Here’s a recent article found on LifeHacker.com that provides some wisdom. I pass it on for all you NPS afficionados.
Next week is National Park Week, which means free entry for you to national parks for the next two weekends. If you have a national park near you, here’s what you can do to get the most out of your free visit.
If you’re not sure whether there’s a national park nearby, check Find Your Park, which is run by the National Park Service. Even if you aren’t near a popular park like Yosemite, there are a lot of smaller gems that might be in your area. Once you’ve chosen which park you want to visit for free over the next couple weekends, plan your trip.
- Figure out what you want to see or where you want to hike. Resources like Chimani (app that specializes in parks), the National Park Service’s itinerary index, or recommendations from friends and family help you find the best spots to visit.
- Know how to avoid crowds, if that’s what you want. Free entry means that more people are likely to be visiting the parks at the same time as you. TomTom has partnered with the National Park Service to show you paths that are less hiked—literally the road less traveled—and therefore less likely to be swarming with people. You can also beat crowds by getting an early start and actually walking more than a mile or two on the popular trails (as most people drop off rapidly at that point).
- Get your kids involved. If you’re bringing kids along, get them engaged by using the Junior Rangers Program to get them interested in nature.
- Find the most stunning spots to take in the views (and snap a photo). A former National Geographic photographer lays out both the best hidden spots in national parks and the most visually breathtaking spots (there’s some overlap, unsurprisingly).
- Be prepared for the weather. Make sure you’re dressed properly (layers are a good thing) and have sun, wind, or rain protection so that you can enjoy your time at the park.

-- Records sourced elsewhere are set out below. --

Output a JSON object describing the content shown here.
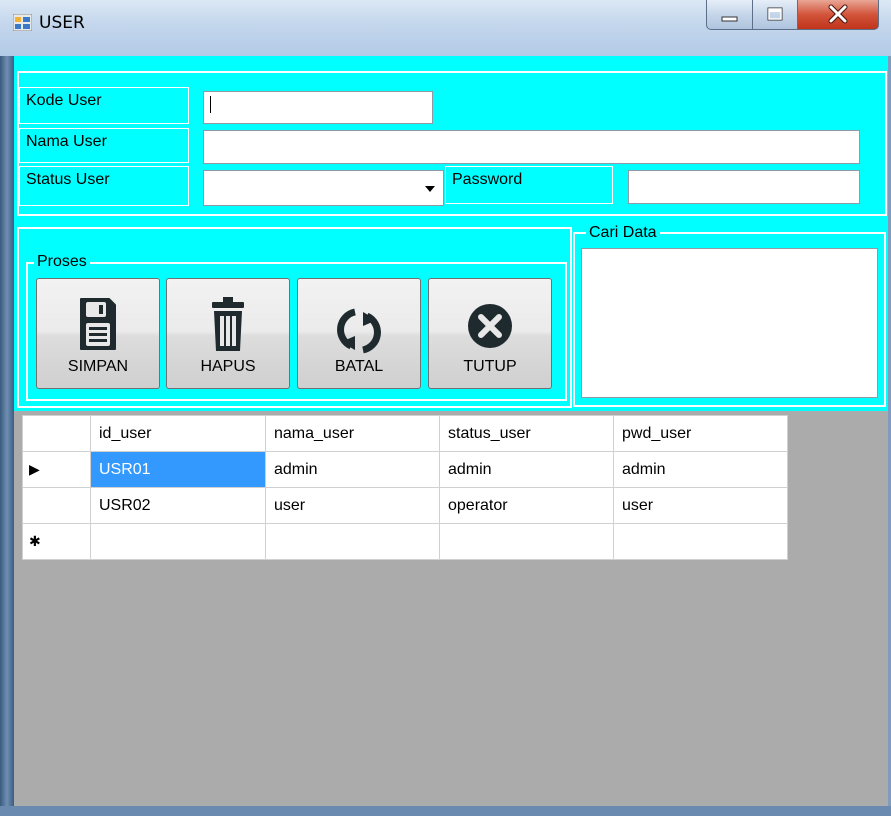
{
  "window": {
    "title": "USER"
  },
  "form": {
    "kode_label": "Kode User",
    "kode_value": "",
    "nama_label": "Nama User",
    "nama_value": "",
    "status_label": "Status User",
    "status_value": "",
    "password_label": "Password",
    "password_value": ""
  },
  "proses": {
    "title": "Proses",
    "buttons": [
      "SIMPAN",
      "HAPUS",
      "BATAL",
      "TUTUP"
    ]
  },
  "cari": {
    "title": "Cari Data"
  },
  "grid": {
    "columns": [
      "id_user",
      "nama_user",
      "status_user",
      "pwd_user"
    ],
    "rows": [
      [
        "USR01",
        "admin",
        "admin",
        "admin"
      ],
      [
        "USR02",
        "user",
        "operator",
        "user"
      ]
    ],
    "current_row_marker": "▶",
    "new_row_marker": "✱"
  },
  "colors": {
    "panel": "#00ffff",
    "grid_background": "#ababab",
    "selection": "#3399ff"
  }
}
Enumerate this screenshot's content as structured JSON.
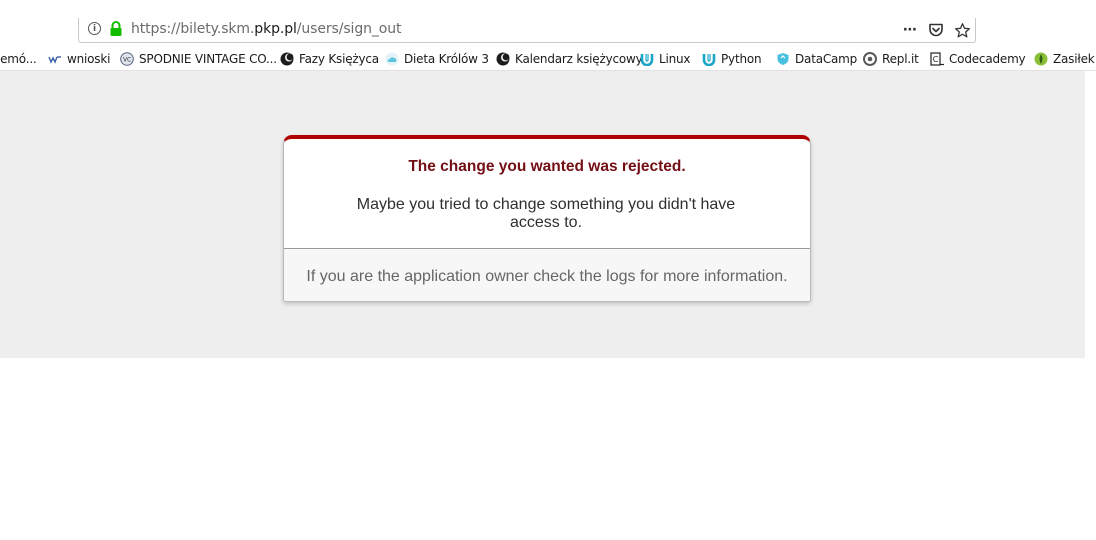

No matter which park you end up visiting during National Park Week, spend a little time preparing and you’ll have a much better time in the great outdoors.